Neutrinos: Physics Embarrassment or Great Public Outreach
On September 22nd the OPERA collaboration announced that neutrinos arrived at their detectors 60 nanosecond early. In about that amount of time, the physics world was all in a tizzy with comparisons to cold fusion fiasco of 1989, saying it had to be wrong and arguing over whether or not we should even be publicizing the published results. Well today a "sources familiar with the experiment" says the result can be blamed on faulty wiring.
Most physicitsts were pretty sure this would happen. It is so unlikely that anything can travel faster than the speed of light that there had to be some sort of error on the experimenter's part or some misinterpretation of the data. Well, it turns out that most likely it was a loose connection between a GPS and computer card that made it appear as if the neutrinos were breaking the speed limit. Seeing as the "source familiar with the experiment" is the only one quoted, I'm gonna wait to pass judgement till I hear from someone that uses their name. But it is pretty likely that this caused the result.

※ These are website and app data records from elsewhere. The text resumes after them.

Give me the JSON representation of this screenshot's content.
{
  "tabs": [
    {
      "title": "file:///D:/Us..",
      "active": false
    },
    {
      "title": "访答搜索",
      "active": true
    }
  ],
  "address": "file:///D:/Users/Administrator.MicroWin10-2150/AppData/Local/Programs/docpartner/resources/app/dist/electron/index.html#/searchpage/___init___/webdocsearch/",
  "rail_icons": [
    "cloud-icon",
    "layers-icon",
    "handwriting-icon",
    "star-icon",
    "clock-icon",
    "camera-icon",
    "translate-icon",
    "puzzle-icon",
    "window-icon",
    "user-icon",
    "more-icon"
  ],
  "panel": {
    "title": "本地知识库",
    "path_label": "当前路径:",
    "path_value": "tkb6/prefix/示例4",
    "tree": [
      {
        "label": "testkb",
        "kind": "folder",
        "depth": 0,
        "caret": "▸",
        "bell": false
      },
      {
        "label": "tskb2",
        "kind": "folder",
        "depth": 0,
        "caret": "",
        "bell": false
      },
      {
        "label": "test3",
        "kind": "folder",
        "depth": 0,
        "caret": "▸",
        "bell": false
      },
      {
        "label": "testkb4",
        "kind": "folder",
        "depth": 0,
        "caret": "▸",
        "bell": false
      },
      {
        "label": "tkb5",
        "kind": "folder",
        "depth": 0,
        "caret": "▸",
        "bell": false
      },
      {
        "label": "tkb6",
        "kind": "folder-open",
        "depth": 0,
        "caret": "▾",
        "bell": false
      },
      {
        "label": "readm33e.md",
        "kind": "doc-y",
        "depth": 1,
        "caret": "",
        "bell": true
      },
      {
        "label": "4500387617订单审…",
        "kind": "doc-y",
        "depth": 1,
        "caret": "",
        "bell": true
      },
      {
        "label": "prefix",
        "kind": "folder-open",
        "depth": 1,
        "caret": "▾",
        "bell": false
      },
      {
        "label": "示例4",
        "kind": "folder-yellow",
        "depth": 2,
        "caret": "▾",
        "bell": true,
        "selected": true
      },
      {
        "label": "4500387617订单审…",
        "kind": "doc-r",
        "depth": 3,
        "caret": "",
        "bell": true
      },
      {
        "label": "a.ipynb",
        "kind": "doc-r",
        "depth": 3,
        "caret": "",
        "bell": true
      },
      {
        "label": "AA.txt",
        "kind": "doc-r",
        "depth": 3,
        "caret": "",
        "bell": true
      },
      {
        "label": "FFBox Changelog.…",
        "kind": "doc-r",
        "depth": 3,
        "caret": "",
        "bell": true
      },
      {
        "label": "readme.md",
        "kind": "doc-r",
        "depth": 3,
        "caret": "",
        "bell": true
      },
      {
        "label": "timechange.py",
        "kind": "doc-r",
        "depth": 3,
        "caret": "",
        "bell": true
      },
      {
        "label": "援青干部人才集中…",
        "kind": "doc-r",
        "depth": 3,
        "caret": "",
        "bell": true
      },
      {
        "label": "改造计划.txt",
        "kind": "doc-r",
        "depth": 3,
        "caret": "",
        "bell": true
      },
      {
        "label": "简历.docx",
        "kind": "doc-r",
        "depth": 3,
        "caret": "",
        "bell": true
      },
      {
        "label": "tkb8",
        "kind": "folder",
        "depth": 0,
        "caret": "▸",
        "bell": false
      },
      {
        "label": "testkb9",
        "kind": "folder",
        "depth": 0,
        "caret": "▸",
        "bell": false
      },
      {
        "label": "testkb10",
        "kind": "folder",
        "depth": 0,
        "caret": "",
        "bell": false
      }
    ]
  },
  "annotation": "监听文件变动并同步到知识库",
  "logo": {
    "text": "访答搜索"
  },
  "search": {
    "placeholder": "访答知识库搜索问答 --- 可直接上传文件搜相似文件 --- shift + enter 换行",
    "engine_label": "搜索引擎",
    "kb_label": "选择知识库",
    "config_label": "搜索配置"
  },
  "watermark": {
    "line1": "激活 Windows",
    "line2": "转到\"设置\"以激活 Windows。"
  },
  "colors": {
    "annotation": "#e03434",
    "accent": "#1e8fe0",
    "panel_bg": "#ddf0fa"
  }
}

Considering the pedestals that such august researchers are sometimes placed, it's great that such details as this come to light. I agree with Brian E. Bennett. This is a great teaching example. It's also a classic example of, "All exposure is good; good exposure is better." This got people talking (and arguing!) about this affair. People all of a sudden said, "Wait. Science is exciting? Well, allllll-righty then!" While many might have no clue as to what a "neutrino" is, they can understand the basics of this problem. If it was an error, then it had to be one of two things: the distance between the source and detector was wrong or the timing was wrong. Okay, so it might also have been a combination of these two things. Frankly, I've found that racing fans get the concept faster than most. They understand distance = velocity * time. And that's what this problem boils down to. And if it's not an error in timing nor an error in distance, then you physics-types have a LOT of work to do!
If it does turn out to be an error, so what? That's science in action. Science goes through this self-correcting process all of the time. Most of the time it doesn't get such international press. When it does (as it did this time), milk it for all its worth. Anything that will improve the science literacy of our citizens is something I'm all for.
Thursday, February 23, 2012 at 10:56 PM
in that case you´d be sure the cesium clock performs for the job if it does at all.
Thursday, February 23, 2012 at 1:33 PM
When asked to comment about the recent finding that last Fall's apparent "faster-than-light" neutrino result was in fact due to an instrumental error, OPERA collaboration spokeswoman Emily Litella said only, "Never Mind."
Thursday, February 23, 2012 at 1:13 PM
Brian E. Bennett said...
I teach science (biology and chemistry) and I'm always trying to get students to ask questions. We were actually looking at light (wavelengths, etc) when the first story broke. I took a day and challenged them to discuss whether the results were actually possible or not.
I'm really glad they released the first result. While science "knows" a lot, there are still little mysteries out there that pop up from time to time. It's a chance for students to get excited about science in their future, seeing that not everything can be explained.
Thursday, February 23, 2012 at 7:15 AM